Upper St. Michael’s Cave is a fascinating concert venue, which you access from the cable car, descends over 76 metres and its worth a look. 

Lower St. Michael’s Cave is an experience which isn’t for anyone who isn’t physically fit or doesn’t have a sense of adventure, as it involves descending many metres using ropes, pulleys and ramps, but at the foot is an underground lake famous for magnificent stalactites and stalagmites. 

Best Photo Op

The view from the top of the Upper Rock of the surrounding area is literally jaw dropping, in particular on a clear day, along with snaps of the local monkeys.


Gibraltar is a tax free territory, and there is some good shopping to be enjoyed. The primary place to head for shopping or souvenirs is Main Street, which is about a kilometre long and has plenty of shops selling goods with a British flavour. Here you’ll find department stores including Marks & Spencer, BHS and Wallis, rubbing shoulders with Spanish boutiques; souvenirs to look out for include linens and leather goods. 

Food and Drink

The place to head is Main Street, which is about a kilometre long and has plenty of places to eat. The fare is mostly British style pub food such as fish and chips and steak and kidney pie, but there are some venues serving some of Gibraltar cuisine, with dishes to look out for including pinchitos, which are kebabs cooked over hot coals. Some of the bars around the seafront serve Spanish style tapas.

Pick of the Excursions

If you are a new visitor to Gibraltar a Rock tour will give you a good overview of the top sights, the monkeys and those views from the top. 

If you’ve been there and done that, a tour of the Bay of Gibraltar is worth considering as there several species of dolphin living there to spot, and amazing views back towards The Rock from the water.
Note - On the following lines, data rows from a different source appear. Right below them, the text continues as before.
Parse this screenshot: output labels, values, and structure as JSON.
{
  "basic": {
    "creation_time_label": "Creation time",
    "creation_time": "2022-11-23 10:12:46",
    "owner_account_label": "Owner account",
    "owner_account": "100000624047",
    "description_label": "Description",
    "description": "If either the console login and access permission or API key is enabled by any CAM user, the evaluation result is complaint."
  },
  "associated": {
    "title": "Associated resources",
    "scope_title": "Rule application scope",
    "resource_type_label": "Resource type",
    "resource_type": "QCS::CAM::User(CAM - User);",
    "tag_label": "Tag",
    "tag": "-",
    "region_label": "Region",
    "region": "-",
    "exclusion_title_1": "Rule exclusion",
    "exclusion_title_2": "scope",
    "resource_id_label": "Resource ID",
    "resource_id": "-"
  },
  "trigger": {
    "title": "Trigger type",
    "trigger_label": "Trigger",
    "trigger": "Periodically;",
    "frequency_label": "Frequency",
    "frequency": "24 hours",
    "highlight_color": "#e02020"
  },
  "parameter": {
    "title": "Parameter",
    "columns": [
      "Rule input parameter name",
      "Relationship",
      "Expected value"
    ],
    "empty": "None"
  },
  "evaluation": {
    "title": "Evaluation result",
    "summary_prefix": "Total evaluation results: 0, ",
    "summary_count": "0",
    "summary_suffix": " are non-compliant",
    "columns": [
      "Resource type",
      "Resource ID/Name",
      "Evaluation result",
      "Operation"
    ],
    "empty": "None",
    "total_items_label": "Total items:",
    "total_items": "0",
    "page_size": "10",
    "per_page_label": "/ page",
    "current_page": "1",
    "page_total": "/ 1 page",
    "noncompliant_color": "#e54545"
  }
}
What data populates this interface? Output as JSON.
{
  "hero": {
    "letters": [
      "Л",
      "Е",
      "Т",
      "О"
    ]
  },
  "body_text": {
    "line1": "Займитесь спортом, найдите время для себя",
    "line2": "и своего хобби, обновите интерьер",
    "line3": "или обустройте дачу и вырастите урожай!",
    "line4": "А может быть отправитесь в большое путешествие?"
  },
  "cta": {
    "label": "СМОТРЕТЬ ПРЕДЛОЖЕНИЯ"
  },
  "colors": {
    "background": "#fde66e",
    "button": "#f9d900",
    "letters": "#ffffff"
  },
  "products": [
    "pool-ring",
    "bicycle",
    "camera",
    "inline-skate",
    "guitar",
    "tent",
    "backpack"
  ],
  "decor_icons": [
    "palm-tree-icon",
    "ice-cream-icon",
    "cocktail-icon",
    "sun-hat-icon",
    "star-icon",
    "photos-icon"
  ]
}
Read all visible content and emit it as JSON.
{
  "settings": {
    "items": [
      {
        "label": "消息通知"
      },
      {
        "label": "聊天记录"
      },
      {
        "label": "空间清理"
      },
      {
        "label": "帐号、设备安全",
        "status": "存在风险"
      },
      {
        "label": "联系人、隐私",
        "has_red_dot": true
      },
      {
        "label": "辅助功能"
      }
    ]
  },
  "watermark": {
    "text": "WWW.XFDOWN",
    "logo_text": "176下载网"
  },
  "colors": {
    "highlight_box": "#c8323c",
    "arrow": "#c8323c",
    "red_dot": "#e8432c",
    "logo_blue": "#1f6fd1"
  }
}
Another alternative is a diving tour as there are around 30 wrecks in the surrounding waters.


Joanna Hall